[Available data]

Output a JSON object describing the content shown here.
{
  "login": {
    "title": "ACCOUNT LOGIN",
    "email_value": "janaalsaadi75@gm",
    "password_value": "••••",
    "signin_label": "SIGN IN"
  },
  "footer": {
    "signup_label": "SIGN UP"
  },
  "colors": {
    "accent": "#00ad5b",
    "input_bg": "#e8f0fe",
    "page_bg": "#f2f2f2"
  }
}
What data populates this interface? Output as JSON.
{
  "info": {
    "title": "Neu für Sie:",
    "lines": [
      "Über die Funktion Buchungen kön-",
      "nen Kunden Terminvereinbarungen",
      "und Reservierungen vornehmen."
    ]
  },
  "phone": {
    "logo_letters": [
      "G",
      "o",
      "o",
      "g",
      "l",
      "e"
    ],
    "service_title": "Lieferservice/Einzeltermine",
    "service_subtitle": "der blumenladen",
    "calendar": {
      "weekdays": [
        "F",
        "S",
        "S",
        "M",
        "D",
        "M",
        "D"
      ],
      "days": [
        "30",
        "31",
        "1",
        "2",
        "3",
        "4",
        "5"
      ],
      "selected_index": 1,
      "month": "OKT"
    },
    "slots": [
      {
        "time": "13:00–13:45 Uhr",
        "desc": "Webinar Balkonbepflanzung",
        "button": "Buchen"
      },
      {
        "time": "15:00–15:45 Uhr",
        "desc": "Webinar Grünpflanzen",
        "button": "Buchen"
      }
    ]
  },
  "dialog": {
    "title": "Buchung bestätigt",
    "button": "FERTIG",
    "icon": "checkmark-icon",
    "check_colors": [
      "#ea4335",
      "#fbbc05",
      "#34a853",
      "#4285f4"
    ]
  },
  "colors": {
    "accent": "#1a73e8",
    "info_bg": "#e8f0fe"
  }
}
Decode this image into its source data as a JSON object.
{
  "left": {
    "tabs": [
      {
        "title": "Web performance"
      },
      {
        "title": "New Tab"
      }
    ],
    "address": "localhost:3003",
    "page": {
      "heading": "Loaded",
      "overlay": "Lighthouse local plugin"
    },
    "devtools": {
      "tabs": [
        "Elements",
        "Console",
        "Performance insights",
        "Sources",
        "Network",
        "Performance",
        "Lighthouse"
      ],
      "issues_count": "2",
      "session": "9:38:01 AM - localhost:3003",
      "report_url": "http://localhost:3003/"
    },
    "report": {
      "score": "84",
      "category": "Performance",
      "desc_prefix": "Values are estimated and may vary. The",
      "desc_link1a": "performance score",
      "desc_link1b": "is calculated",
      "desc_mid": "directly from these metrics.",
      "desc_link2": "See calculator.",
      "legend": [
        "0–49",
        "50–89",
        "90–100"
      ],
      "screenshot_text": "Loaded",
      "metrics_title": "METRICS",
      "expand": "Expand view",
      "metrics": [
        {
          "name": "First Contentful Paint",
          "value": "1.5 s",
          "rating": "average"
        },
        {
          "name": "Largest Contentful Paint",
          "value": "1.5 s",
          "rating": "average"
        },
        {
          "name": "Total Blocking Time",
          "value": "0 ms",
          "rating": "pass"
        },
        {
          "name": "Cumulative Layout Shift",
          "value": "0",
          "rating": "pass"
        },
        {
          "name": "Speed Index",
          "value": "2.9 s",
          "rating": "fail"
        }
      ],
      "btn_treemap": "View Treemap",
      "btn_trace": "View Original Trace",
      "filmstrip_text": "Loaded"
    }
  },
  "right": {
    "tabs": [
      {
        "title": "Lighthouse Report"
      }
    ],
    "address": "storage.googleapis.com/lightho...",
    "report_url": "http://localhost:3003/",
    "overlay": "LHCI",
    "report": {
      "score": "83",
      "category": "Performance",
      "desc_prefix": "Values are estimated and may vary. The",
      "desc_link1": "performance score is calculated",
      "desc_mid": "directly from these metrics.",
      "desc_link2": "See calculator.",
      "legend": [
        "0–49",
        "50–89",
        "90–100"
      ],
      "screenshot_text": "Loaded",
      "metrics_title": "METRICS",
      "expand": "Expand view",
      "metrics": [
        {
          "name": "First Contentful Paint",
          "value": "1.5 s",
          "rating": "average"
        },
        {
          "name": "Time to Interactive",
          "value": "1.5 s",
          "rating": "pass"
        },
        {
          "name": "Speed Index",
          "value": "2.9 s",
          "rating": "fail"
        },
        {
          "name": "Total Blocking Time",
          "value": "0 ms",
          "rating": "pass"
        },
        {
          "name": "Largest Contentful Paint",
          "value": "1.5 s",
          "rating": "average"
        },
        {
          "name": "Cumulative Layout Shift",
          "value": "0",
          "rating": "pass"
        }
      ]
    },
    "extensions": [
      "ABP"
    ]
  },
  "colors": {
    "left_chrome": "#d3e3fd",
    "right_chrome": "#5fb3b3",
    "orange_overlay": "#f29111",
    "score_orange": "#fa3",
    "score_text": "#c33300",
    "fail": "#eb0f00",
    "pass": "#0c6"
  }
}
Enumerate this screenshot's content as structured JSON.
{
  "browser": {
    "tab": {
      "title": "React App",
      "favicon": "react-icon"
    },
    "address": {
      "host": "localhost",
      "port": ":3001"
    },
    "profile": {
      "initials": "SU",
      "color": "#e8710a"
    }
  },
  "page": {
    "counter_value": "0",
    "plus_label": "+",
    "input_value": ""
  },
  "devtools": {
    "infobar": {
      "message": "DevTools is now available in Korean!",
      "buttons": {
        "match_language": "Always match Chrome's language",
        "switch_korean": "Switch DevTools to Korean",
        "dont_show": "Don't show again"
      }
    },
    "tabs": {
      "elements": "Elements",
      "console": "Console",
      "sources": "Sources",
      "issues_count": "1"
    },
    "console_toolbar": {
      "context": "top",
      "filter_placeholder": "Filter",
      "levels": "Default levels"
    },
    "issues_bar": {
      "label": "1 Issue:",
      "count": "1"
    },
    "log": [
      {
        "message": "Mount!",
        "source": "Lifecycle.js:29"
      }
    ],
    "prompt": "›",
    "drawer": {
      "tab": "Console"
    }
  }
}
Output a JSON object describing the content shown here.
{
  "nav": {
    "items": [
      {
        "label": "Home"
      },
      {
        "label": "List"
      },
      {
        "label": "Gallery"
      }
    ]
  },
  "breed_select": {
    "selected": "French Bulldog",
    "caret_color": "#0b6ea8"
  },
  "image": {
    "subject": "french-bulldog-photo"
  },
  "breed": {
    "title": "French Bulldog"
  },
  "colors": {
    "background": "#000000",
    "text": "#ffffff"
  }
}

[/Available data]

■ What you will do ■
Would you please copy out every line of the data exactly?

■ Written solution ■
Output a JSON object describing the content shown here.
{
  "login": {
    "title": "ACCOUNT LOGIN",
    "email_value": "janaalsaadi75@gm",
    "password_value": "••••",
    "signin_label": "SIGN IN"
  },
  "footer": {
    "signup_label": "SIGN UP"
  },
  "colors": {
    "accent": "#00ad5b",
    "input_bg": "#e8f0fe",
    "page_bg": "#f2f2f2"
  }
}
What data populates this interface? Output as JSON.
{
  "info": {
    "title": "Neu für Sie:",
    "lines": [
      "Über die Funktion Buchungen kön-",
      "nen Kunden Terminvereinbarungen",
      "und Reservierungen vornehmen."
    ]
  },
  "phone": {
    "logo_letters": [
      "G",
      "o",
      "o",
      "g",
      "l",
      "e"
    ],
    "service_title": "Lieferservice/Einzeltermine",
    "service_subtitle": "der blumenladen",
    "calendar": {
      "weekdays": [
        "F",
        "S",
        "S",
        "M",
        "D",
        "M",
        "D"
      ],
      "days": [
        "30",
        "31",
        "1",
        "2",
        "3",
        "4",
        "5"
      ],
      "selected_index": 1,
      "month": "OKT"
    },
    "slots": [
      {
        "time": "13:00–13:45 Uhr",
        "desc": "Webinar Balkonbepflanzung",
        "button": "Buchen"
      },
      {
        "time": "15:00–15:45 Uhr",
        "desc": "Webinar Grünpflanzen",
        "button": "Buchen"
      }
    ]
  },
  "dialog": {
    "title": "Buchung bestätigt",
    "button": "FERTIG",
    "icon": "checkmark-icon",
    "check_colors": [
      "#ea4335",
      "#fbbc05",
      "#34a853",
      "#4285f4"
    ]
  },
  "colors": {
    "accent": "#1a73e8",
    "info_bg": "#e8f0fe"
  }
}
Decode this image into its source data as a JSON object.
{
  "left": {
    "tabs": [
      {
        "title": "Web performance"
      },
      {
        "title": "New Tab"
      }
    ],
    "address": "localhost:3003",
    "page": {
      "heading": "Loaded",
      "overlay": "Lighthouse local plugin"
    },
    "devtools": {
      "tabs": [
        "Elements",
        "Console",
        "Performance insights",
        "Sources",
        "Network",
        "Performance",
        "Lighthouse"
      ],
      "issues_count": "2",
      "session": "9:38:01 AM - localhost:3003",
      "report_url": "http://localhost:3003/"
    },
    "report": {
      "score": "84",
      "category": "Performance",
      "desc_prefix": "Values are estimated and may vary. The",
      "desc_link1a": "performance score",
      "desc_link1b": "is calculated",
      "desc_mid": "directly from these metrics.",
      "desc_link2": "See calculator.",
      "legend": [
        "0–49",
        "50–89",
        "90–100"
      ],
      "screenshot_text": "Loaded",
      "metrics_title": "METRICS",
      "expand": "Expand view",
      "metrics": [
        {
          "name": "First Contentful Paint",
          "value": "1.5 s",
          "rating": "average"
        },
        {
          "name": "Largest Contentful Paint",
          "value": "1.5 s",
          "rating": "average"
        },
        {
          "name": "Total Blocking Time",
          "value": "0 ms",
          "rating": "pass"
        },
        {
          "name": "Cumulative Layout Shift",
          "value": "0",
          "rating": "pass"
        },
        {
          "name": "Speed Index",
          "value": "2.9 s",
          "rating": "fail"
        }
      ],
      "btn_treemap": "View Treemap",
      "btn_trace": "View Original Trace",
      "filmstrip_text": "Loaded"
    }
  },
  "right": {
    "tabs": [
      {
        "title": "Lighthouse Report"
      }
    ],
    "address": "storage.googleapis.com/lightho...",
    "report_url": "http://localhost:3003/",
    "overlay": "LHCI",
    "report": {
      "score": "83",
      "category": "Performance",
      "desc_prefix": "Values are estimated and may vary. The",
      "desc_link1": "performance score is calculated",
      "desc_mid": "directly from these metrics.",
      "desc_link2": "See calculator.",
      "legend": [
        "0–49",
        "50–89",
        "90–100"
      ],
      "screenshot_text": "Loaded",
      "metrics_title": "METRICS",
      "expand": "Expand view",
      "metrics": [
        {
          "name": "First Contentful Paint",
          "value": "1.5 s",
          "rating": "average"
        },
        {
          "name": "Time to Interactive",
          "value": "1.5 s",
          "rating": "pass"
        },
        {
          "name": "Speed Index",
          "value": "2.9 s",
          "rating": "fail"
        },
        {
          "name": "Total Blocking Time",
          "value": "0 ms",
          "rating": "pass"
        },
        {
          "name": "Largest Contentful Paint",
          "value": "1.5 s",
          "rating": "average"
        },
        {
          "name": "Cumulative Layout Shift",
          "value": "0",
          "rating": "pass"
        }
      ]
    },
    "extensions": [
      "ABP"
    ]
  },
  "colors": {
    "left_chrome": "#d3e3fd",
    "right_chrome": "#5fb3b3",
    "orange_overlay": "#f29111",
    "score_orange": "#fa3",
    "score_text": "#c33300",
    "fail": "#eb0f00",
    "pass": "#0c6"
  }
}
Enumerate this screenshot's content as structured JSON.
{
  "browser": {
    "tab": {
      "title": "React App",
      "favicon": "react-icon"
    },
    "address": {
      "host": "localhost",
      "port": ":3001"
    },
    "profile": {
      "initials": "SU",
      "color": "#e8710a"
    }
  },
  "page": {
    "counter_value": "0",
    "plus_label": "+",
    "input_value": ""
  },
  "devtools": {
    "infobar": {
      "message": "DevTools is now available in Korean!",
      "buttons": {
        "match_language": "Always match Chrome's language",
        "switch_korean": "Switch DevTools to Korean",
        "dont_show": "Don't show again"
      }
    },
    "tabs": {
      "elements": "Elements",
      "console": "Console",
      "sources": "Sources",
      "issues_count": "1"
    },
    "console_toolbar": {
      "context": "top",
      "filter_placeholder": "Filter",
      "levels": "Default levels"
    },
    "issues_bar": {
      "label": "1 Issue:",
      "count": "1"
    },
    "log": [
      {
        "message": "Mount!",
        "source": "Lifecycle.js:29"
      }
    ],
    "prompt": "›",
    "drawer": {
      "tab": "Console"
    }
  }
}
Output a JSON object describing the content shown here.
{
  "nav": {
    "items": [
      {
        "label": "Home"
      },
      {
        "label": "List"
      },
      {
        "label": "Gallery"
      }
    ]
  },
  "breed_select": {
    "selected": "French Bulldog",
    "caret_color": "#0b6ea8"
  },
  "image": {
    "subject": "french-bulldog-photo"
  },
  "breed": {
    "title": "French Bulldog"
  },
  "colors": {
    "background": "#000000",
    "text": "#ffffff"
  }
}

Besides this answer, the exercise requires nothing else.